Earlier today Bloomberg posted the following chart comparing new vehicle sales in the United States to scrappage rates of old clunkers. Now, what should immediately catch your eye (even without the huge red circle we felt compelled to add), is the fact that new car sales have been massively outstripping scrappage rates for the past 5 years.
Of course, as many of you will undoubtedly note, there are plenty of legitimate reasons why new car sales may outstrip scrappage rates in certain markets. We completely agree…but, unfortunately, none of them apply to the U.S. automotive market.

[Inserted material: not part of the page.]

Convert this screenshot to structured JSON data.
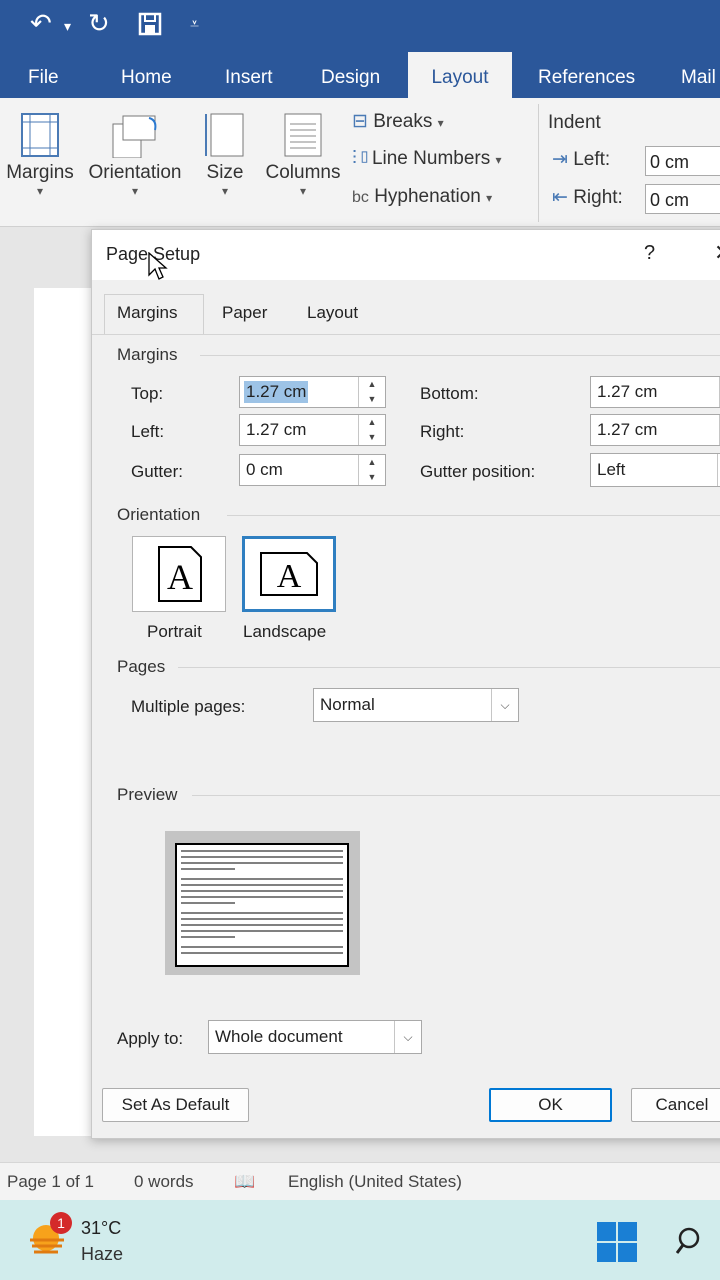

One reason could be that the market is simply under-penetrated. That said, with a fleet of ~265mm light vehicles on the road today vs. a driving age population of only ~255mm people, or just over 1 car per person, we would say the market is fairly penetrated.
Another possible explanation for this phenomenon could be population growth. Taking a look, we find that new car sales outstripped scrappage by about 5 million units in 2016 which, on a base of 265 million vehicles, implies population growth of 1.9%. Unfortunately, the U.S. population is growing at exactly one-half that rate…
Which leaves us with one remaining explanation: a massive debt and lease-fueled auto bubble that has been sparked by a ridiculous buying spree courtesy of everyone with a pulse suddenly rushing out to trade in their 10-year-old Maxima for a brand new BMW….because you can ‘afford’ it so long as you can get approved for a 0% interest, 8-year loan which pegs your monthly payment at that magical $400 mark…
So what is a more ‘normalized’ auto SAAR for the US market?
Well, as we mentioned above there are roughly 265mm light vehicles registered in the U.S. today compared to only 255mm driving age people, or just over 1 car per driver…which seems somewhat reasonable.
Now, putting aside population growth and other metrics for a moment, if only 13 million cars are getting scrapped each year, that implies a 20-year average useful life and a ‘normalized’ annual SAAR of 13 million…not that complicated but somewhat inconvenient for the auto OEMs.
The problem is that the useful life of cars has actually improved dramatically over the past 20 years which only makes the ‘normalized’ number even worse. Per data from the Bureau of Transportation, the average age of vehicles has increased at a CAGR of 1.6% per year over the past two decades…more than enough to offset population growth.
Just to illustrate why that is a problem, the following table shows the implied U.S. auto SAAR based on varying useful life assumptions….each 1 year expansion in a vehcle’s useful life cuts about 1mm out of required annual sales.
Said another way, in order to maintain the 18mm annual selling rate of vehicles that the US obtained in 2016, each driving age person would have to own 1.4 vehicles. Now, while we fully understand there are a minority of ‘super users’ of almost any product, we’re pretty sure the average user only needs 1 car at a time.
In conclusion, with full penetration rates, increasing vehicle useful lives and the threat of autonomous vehicles increasing utilization rates, it’s difficult to see how “normalized” auto sales aren’t substantially lower than the current run-rate. Moreover, with interest rates starting to rise and auto buyers extremely sensitive to monthly payments, we suspect the auto SAAR game is reaching the end of it’s useful life.